A 2016 article on AirCargoWorld.com concentrates on the huge influx of business that would arise for all involved in the logistics sector, once sanctions on Iran are removed. Author Randy Woods contemplates that Iran, “a country with more than 78 million people and a GDP of nearly $370 billion” could have huge consequences on world trade if, in his words, the economy “suddenly reappeared” again. That is, if the crippling sanctions on Iranian commodities were lifted. Many parties, including DB Schenker, had a strong presence in Iran in the past as, at one point, the country held the No. 18 spot in the world in terms of GDP (Woods.) As a leading exporter of crude oil in the Middle East, a sanctions lift could put billions of dollars back on the table for the oil tanker industry.

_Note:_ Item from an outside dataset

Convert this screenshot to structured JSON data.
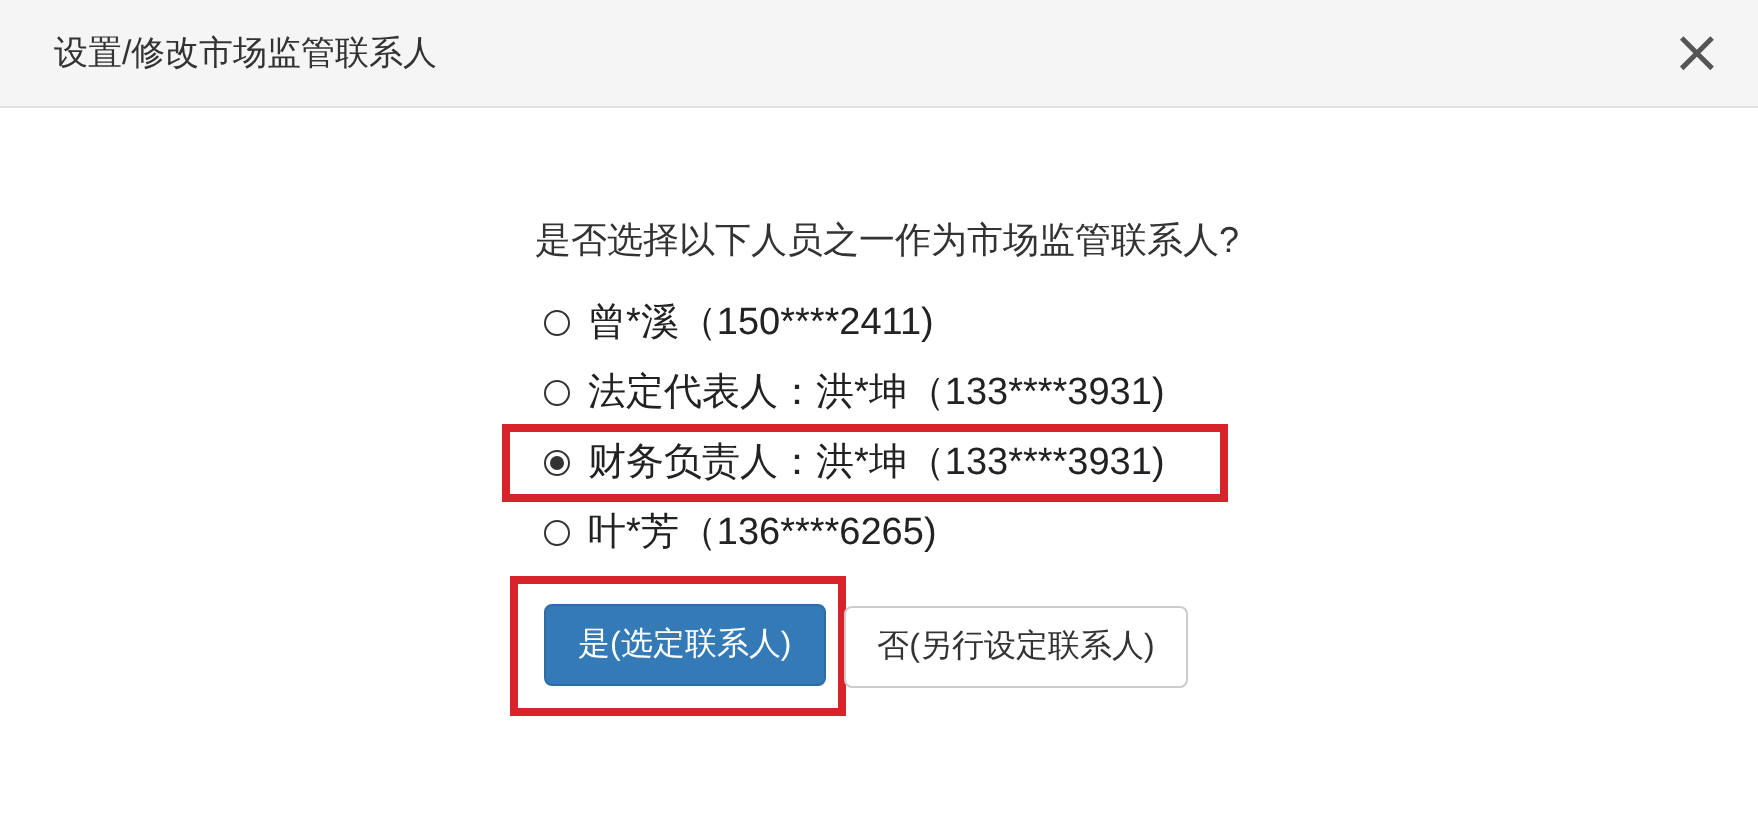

In the crude oil industry, worth $740 billion, many leading exporters have sanctions in place against them, including: Russia, Sudan, Iraq, Qatar, and Iran – with Venezuela preparing to join them.
Venezuela relies heavily on crude oil exports, but is currently facing global threats to have sanctions placed against them, due to the critical situation of their government. Oil, the world’s hottest commodity, is often the target export when sanctions are enforced, and each time these sanctions are implemented, the oil industry, the logistics sector, and the global economy as a whole, feel the impact.
Although primarily put in place as a method of enforcement, not all sanctions are the result of reactive punishments.
Egypt, the E.U., and China do not allow the importation of U.S.-origin poultry products, and highly regulate the importation of U.S.-origin beef products, due to the foodstuffs not meeting the higher national health standards held in those countries (the culprits being the presence of synthetic hormones, pathogen reduction treatments, and genetic modifications in U.S. food products.) The result of these sanctions still affects the shipping industry. In 2015, when laws were established banning poultry of U.S. origin, due to an outbreak of avian influenza, thousands of Reefer shipments of frozen poultry were forced to undergo costly change of destination procedures which would re-route the cargo to import countries where these sanctions were not put in place. Fortunately, the crisis has since been resolved, many countries have lifted bans against U.S. poultry exports, and the agricultural industry is recovering – which will in turn create a boom for U.S. reefer exports.
For sanctioned countries where imports and exports are still allowed, the shipments will be closely regulated by all parties involved.
Carriers will closely scrutinize the commodity, final receiver, and the specific reason for the importation or exportation of this cargo. For example, if construction equipment is being exported to Ukraine, the carrier will ensure it is not being used for oil drilling. They can ask the shipper to confirm a liability statement, and reserve the right to deny this cargo a place on their vessels.
Certain HS codes for arms are immediately flagged in some carrier systems, and will automatically be denied shipment, if the commodity information comes to light after the container has in-gated, it will be inspected and the prohibited cargo removed.
It goes without saying that the global shipping industry is directly impacted by global affairs – where there is conflict, there will be sanctions and regulations for the cargo; where there is famine, you will find shipments of humanitarian and relief goods; Arabic countries do not allow any transactions that involve Israel, whereas Israeli ocean carrier ZIM does not call any ports in the Middle East. Plainly speaking, if you see it in the news, expect to see it during your shipping process.